| ASSIGNED TASK |
Read the listing and extract each line that includes the word "Demo".

+ + + + +

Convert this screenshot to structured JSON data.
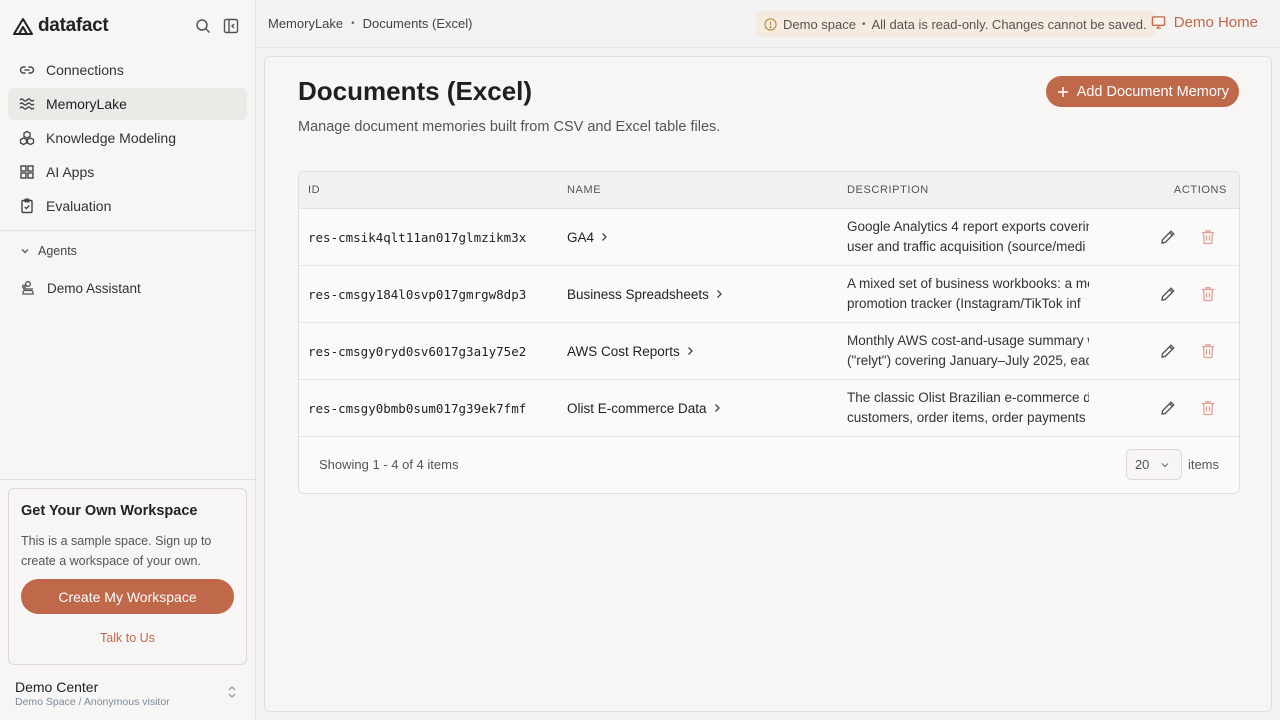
{
  "app": {
    "logo_text": "datafact"
  },
  "sidebar": {
    "items": [
      {
        "label": "Connections",
        "icon": "link-icon"
      },
      {
        "label": "MemoryLake",
        "icon": "waves-icon"
      },
      {
        "label": "Knowledge Modeling",
        "icon": "cubes-icon"
      },
      {
        "label": "AI Apps",
        "icon": "grid-icon"
      },
      {
        "label": "Evaluation",
        "icon": "clipboard-icon"
      }
    ],
    "active_item": "MemoryLake",
    "agents_header": "Agents",
    "agents": [
      {
        "label": "Demo Assistant",
        "icon": "bot-icon"
      }
    ],
    "workspace_card": {
      "title": "Get Your Own Workspace",
      "text": "This is a sample space. Sign up to create a workspace of your own.",
      "button": "Create My Workspace",
      "link": "Talk to Us"
    },
    "footer": {
      "title": "Demo Center",
      "subtitle": "Demo Space / Anonymous visitor"
    }
  },
  "topbar": {
    "breadcrumb": [
      "MemoryLake",
      "Documents (Excel)"
    ],
    "banner_label": "Demo space",
    "banner_text": "All data is read-only. Changes cannot be saved.",
    "demo_home": "Demo Home"
  },
  "page": {
    "title": "Documents (Excel)",
    "subtitle": "Manage document memories built from CSV and Excel table files.",
    "add_button": "Add Document Memory"
  },
  "table": {
    "headers": {
      "id": "ID",
      "name": "NAME",
      "description": "DESCRIPTION",
      "actions": "ACTIONS"
    },
    "rows": [
      {
        "id": "res-cmsik4qlt11an017glmzikm3x",
        "name": "GA4",
        "desc1": "Google Analytics 4 report exports coverin",
        "desc2": "user and traffic acquisition (source/medi"
      },
      {
        "id": "res-cmsgy184l0svp017gmrgw8dp3",
        "name": "Business Spreadsheets",
        "desc1": "A mixed set of business workbooks: a me",
        "desc2": "promotion tracker (Instagram/TikTok inf"
      },
      {
        "id": "res-cmsgy0ryd0sv6017g3a1y75e2",
        "name": "AWS Cost Reports",
        "desc1": "Monthly AWS cost-and-usage summary w",
        "desc2": "(\"relyt\") covering January–July 2025, eac"
      },
      {
        "id": "res-cmsgy0bmb0sum017g39ek7fmf",
        "name": "Olist E-commerce Data",
        "desc1": "The classic Olist Brazilian e-commerce d",
        "desc2": "customers, order items, order payments"
      }
    ],
    "footer_text": "Showing 1 - 4 of 4 items",
    "page_size": "20",
    "page_size_suffix": "items"
  },
  "colors": {
    "accent": "#c0694a",
    "banner_bg": "#f6ebe1"
  }
}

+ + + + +

| ANSWER TO THE EXERCISE |
        "label": "Demo Assistant",
      "title": "Demo Center",
      "subtitle": "Demo Space / Anonymous visitor"
    "banner_label": "Demo space",
    "demo_home": "Demo Home"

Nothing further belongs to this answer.